Impact of Economic Opportunities on Teen Birth Rates and Crime
Saturday, November 14, 2015
Riverfront South/Central (Hyatt Regency Miami)
*Names in bold indicate Presenter

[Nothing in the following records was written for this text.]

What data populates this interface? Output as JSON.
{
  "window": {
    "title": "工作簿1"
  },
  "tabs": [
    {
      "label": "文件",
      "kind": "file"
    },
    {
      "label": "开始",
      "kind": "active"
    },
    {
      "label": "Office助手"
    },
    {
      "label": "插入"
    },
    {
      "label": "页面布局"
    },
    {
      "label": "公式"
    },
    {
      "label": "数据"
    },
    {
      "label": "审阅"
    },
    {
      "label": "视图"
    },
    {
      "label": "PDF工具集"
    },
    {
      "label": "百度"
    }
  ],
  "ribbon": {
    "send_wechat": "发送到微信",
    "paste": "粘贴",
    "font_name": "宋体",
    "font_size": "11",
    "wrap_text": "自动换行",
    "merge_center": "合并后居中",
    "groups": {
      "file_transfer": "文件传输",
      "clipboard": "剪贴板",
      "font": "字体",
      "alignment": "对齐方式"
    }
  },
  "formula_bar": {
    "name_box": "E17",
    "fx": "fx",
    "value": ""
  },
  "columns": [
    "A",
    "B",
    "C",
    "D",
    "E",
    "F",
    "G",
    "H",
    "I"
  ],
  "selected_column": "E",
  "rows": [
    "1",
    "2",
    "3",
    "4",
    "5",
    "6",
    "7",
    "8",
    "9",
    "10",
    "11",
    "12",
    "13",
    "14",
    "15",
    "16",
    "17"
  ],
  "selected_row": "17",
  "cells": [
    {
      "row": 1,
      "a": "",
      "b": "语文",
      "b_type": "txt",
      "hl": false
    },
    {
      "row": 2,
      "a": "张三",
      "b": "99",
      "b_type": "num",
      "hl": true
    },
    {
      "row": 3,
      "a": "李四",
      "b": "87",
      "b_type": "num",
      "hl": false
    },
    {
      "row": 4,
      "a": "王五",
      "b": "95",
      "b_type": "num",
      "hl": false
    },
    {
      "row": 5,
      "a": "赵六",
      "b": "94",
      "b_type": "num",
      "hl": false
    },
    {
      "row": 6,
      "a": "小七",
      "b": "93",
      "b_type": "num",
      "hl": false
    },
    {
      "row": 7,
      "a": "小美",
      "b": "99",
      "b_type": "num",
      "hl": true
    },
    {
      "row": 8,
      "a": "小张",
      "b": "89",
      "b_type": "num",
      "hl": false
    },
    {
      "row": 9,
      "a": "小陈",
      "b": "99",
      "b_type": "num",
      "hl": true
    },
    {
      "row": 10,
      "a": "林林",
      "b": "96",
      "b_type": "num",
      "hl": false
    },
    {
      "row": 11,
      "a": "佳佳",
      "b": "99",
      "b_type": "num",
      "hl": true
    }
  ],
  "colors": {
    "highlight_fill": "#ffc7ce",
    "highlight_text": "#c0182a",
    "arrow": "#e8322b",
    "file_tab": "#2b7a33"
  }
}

In this paper I study whether growth in womens’ wages has led to a lowering of teen birth rates. Starting in the early 1990s, there has been employment and wage growth in both the low education and high education sectors, especially of women. I find that during this time teen birth rates decline in response to higher wages of women. The treatment group consists of women that lived in counties that experienced increases in womens’ wages. The comparison group consists of counties that did not experience growth in womens’ wages to the same extent due to the different composition of industries that grew at this time. I use an instrumental variable analysis to instrument for wage increases in the relevant counties. The instrumental variable analysis is then extended to analyze the NLSY79 and NLSY79 Young adults data. I estimate the probability that a young woman has a child given that she lives in a county that experiences higher growth of womens’ wages. This research attempts to unravel the cause of at least some portion of the unexplained decline in teen birth rates that has continued to occur in the 1990s and 2000s in the US.